Autonomic Nervous System Dysfunction in PD with and without Dementia, and in Dementia with Lewy Bodies

Abstract & Commentary

By Panida Piboolnurak, MD, Assistant Professor, Department of Neurology and Neuroscience, Weill Medical College, Cornell University. Dr. Piboolnurak reports no financial relationship relevant to this field of study.

Synopsis: The sequence of disease progression in Parkinson's disease (PD) and dementia with Lewy bodies (DLB) is different, with earlier limbic cortical involvement in DLB. Limbic cortical involvement may explain the more severe autonomic dysfunction that occurs in DLB and PD with dementia.

Source: Akaogi Y, Asahina M, Yamanaka Y, et al. Sudomotor, skin vasomotor, and cardiovascular reflexes in 3 clinical forms of Lewy body disease. Neurology 2009;73:59-65.

Autonomic dysfunction is common in parkinson's disease without dementia (PD), Parkinson's disease with dementia (PDD), and in dementia with Lewy bodies (DLB). However, autonomic dysfunction appears to be more severe in DLB and PDD than in PD. This study shows the difference in autonomic nervous system involvement among these three entities.

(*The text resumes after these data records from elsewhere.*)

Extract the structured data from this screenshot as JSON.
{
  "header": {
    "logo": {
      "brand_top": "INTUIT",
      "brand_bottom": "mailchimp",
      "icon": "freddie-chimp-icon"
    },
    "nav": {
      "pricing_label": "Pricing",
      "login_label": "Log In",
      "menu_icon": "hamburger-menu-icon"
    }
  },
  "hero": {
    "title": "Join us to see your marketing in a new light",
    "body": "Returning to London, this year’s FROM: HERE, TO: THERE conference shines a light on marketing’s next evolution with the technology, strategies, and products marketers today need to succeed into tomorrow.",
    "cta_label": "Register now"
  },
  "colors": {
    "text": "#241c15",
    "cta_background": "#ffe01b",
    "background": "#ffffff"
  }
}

Sudomotor, skin vasomotor, and cardiovascular reflexes were studied in 12 patients with DLB, 12 with PDD, 12 with PD, and 12 age-matched healthy controls. The tests included sympathetic sweat response (SSwR) on the palm side of the thumb, and skin vasomotor reflex (SkVR) at the index fingertip during sympathetic activation procedures (deep inspiration, mental arithmetic task, exercise, and tactile stimulation), and head-up tilt test.

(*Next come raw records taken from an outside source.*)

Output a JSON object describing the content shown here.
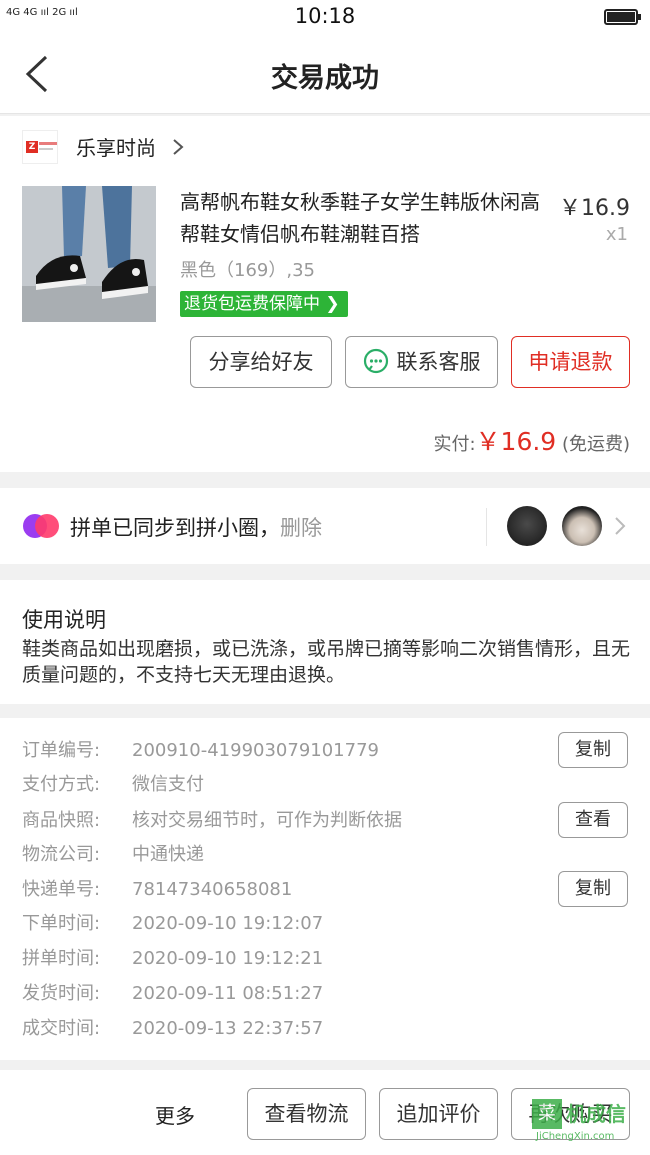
{
  "status_bar": {
    "signal": "4G 4G ııl  2G ııl",
    "time": "10:18"
  },
  "nav": {
    "title": "交易成功"
  },
  "shop": {
    "name": "乐享时尚",
    "logo_text": "Z"
  },
  "product": {
    "title": "高帮帆布鞋女秋季鞋子女学生韩版休闲高帮鞋女情侣帆布鞋潮鞋百搭",
    "price": "￥16.9",
    "qty": "x1",
    "spec": "黑色（169）,35",
    "guarantee": "退货包运费保障中"
  },
  "actions": {
    "share": "分享给好友",
    "service": "联系客服",
    "refund": "申请退款"
  },
  "payment": {
    "label": "实付:",
    "amount": "￥16.9",
    "note": "(免运费)"
  },
  "pin": {
    "text": "拼单已同步到拼小圈，",
    "delete": "删除"
  },
  "usage": {
    "title": "使用说明",
    "body": "鞋类商品如出现磨损，或已洗涤，或吊牌已摘等影响二次销售情形，且无质量问题的，不支持七天无理由退换。"
  },
  "info": {
    "rows": [
      {
        "label": "订单编号:",
        "value": "200910-419903079101779"
      },
      {
        "label": "支付方式:",
        "value": "微信支付"
      },
      {
        "label": "商品快照:",
        "value": "核对交易细节时，可作为判断依据"
      },
      {
        "label": "物流公司:",
        "value": "中通快递"
      },
      {
        "label": "快递单号:",
        "value": "78147340658081"
      },
      {
        "label": "下单时间:",
        "value": "2020-09-10 19:12:07"
      },
      {
        "label": "拼单时间:",
        "value": "2020-09-10 19:12:21"
      },
      {
        "label": "发货时间:",
        "value": "2020-09-11 08:51:27"
      },
      {
        "label": "成交时间:",
        "value": "2020-09-13 22:37:57"
      }
    ],
    "copy_label": "复制",
    "view_label": "查看"
  },
  "bottom": {
    "more": "更多",
    "logistics": "查看物流",
    "review": "追加评价",
    "rebuy": "再次购买"
  },
  "watermark": {
    "icon": "菜",
    "text": "机成信",
    "sub": "JiChengXin.com"
  },
  "colors": {
    "accent_red": "#e02e24",
    "guarantee_green": "#2db437",
    "wechat_green": "#2aae67"
  }
}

The basal sweat output, basal skin blood flow, as well as baseline systolic blood pressure and heart rate in the supine position did not differ among four groups. Seven DLB patients, six PDD, and three PD showed absence of SSwR, but there was no significant difference in mean amplitudes of SSwR among these three groups. One DLB patient and three PDD had no SkVR. The SkVR amplitudes in PD and controls were comparable, but SkVR amplitudes in DLB and PDD were lower than those in controls. Orthostatic hypotension was observed in six DLB, eight PDD, and three PD. However, unlike PD, mean decreases in systolic and diastolic blood pressure during tilt test in DLB and PDD were lower than that in controls. Although mean change in heart rate during tilt test did not differ among four groups, abnormally low coefficient of variation of R-R intervals (CVR-R) was observed in six DLB, three PDD, and three PD, with the lowest mean CVR-R in DLB.

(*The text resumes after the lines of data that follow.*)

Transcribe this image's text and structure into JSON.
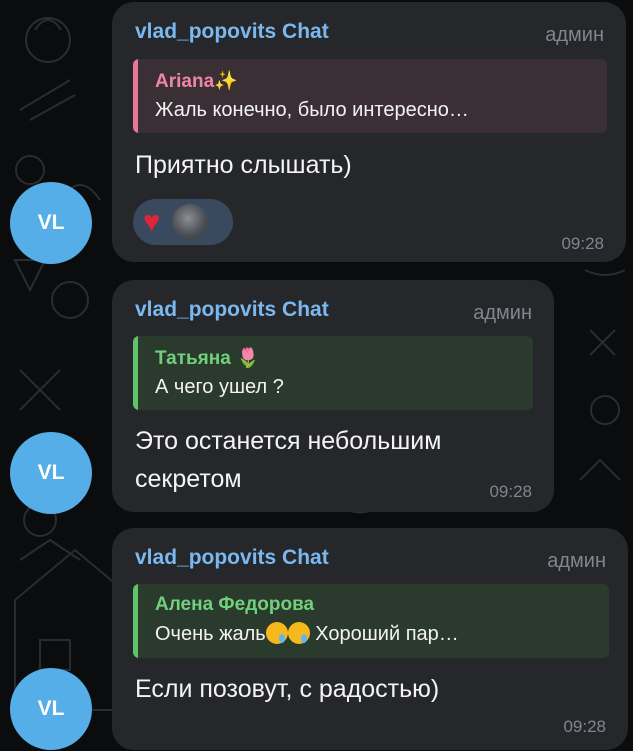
{
  "avatar_initials": "VL",
  "messages": [
    {
      "sender": "vlad_popovits Chat",
      "role": "админ",
      "reply_name": "Ariana✨",
      "reply_text": "Жаль конечно, было интересно…",
      "text": "Приятно слышать)",
      "reaction_icon": "heart-icon",
      "time": "09:28"
    },
    {
      "sender": "vlad_popovits Chat",
      "role": "админ",
      "reply_name": "Татьяна 🌷",
      "reply_text": "А чего ушел ?",
      "text_line1": "Это останется небольшим",
      "text_line2": "секретом",
      "time": "09:28"
    },
    {
      "sender": "vlad_popovits Chat",
      "role": "админ",
      "reply_name": "Алена Федорова",
      "reply_text_before": "Очень жаль",
      "reply_text_after": " Хороший пар…",
      "reply_emojis": [
        "sad-face-icon",
        "crying-face-icon"
      ],
      "text": "Если позовут, с радостью)",
      "time": "09:28"
    }
  ],
  "colors": {
    "sender": "#7bb8f0",
    "reply1_accent": "#e8779a",
    "reply2_accent": "#5fc36a",
    "reply3_accent": "#5fc36a",
    "bubble": "#25272b",
    "avatar": "#55aee8"
  }
}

The authors explained that the impairment in sudomotor and skin vasomotor reflexes may be related to pathology in raphe nuclei. Furthermore, because a decrease in SSwR on the palm indicated a dysfunction in a so-called emotional sweating, they suggested that limbic involvement may explain autonomic dysfunction in PDD and DLB since limbic system plays an important role in emotional sweating as well as cardiovascular regulation. Moreover, given similarities in autonomic dysfunction in PDD and DLB, there is a possible uniformity of autonomic nervous system impairment in these two diseases.


Findings from this study suggest that, although autonomic dysfunction can occur in PD, PDD, and DLB, it is more severe in PDD and DLB. Many parts of the nervous system, including hypothalamus, brainstem, spinal cord, and limbic system, are involved in autonomic nervous system regulation. Given the predominant limbic and neocortical pathology in DLB, the more severe autonomic dysfunction in PDD and DLB may be partly explained by limbic involvement. However, this study has two weak points, including a small number of patients and no pathological diagnosic confirmation of the clinical syndromes.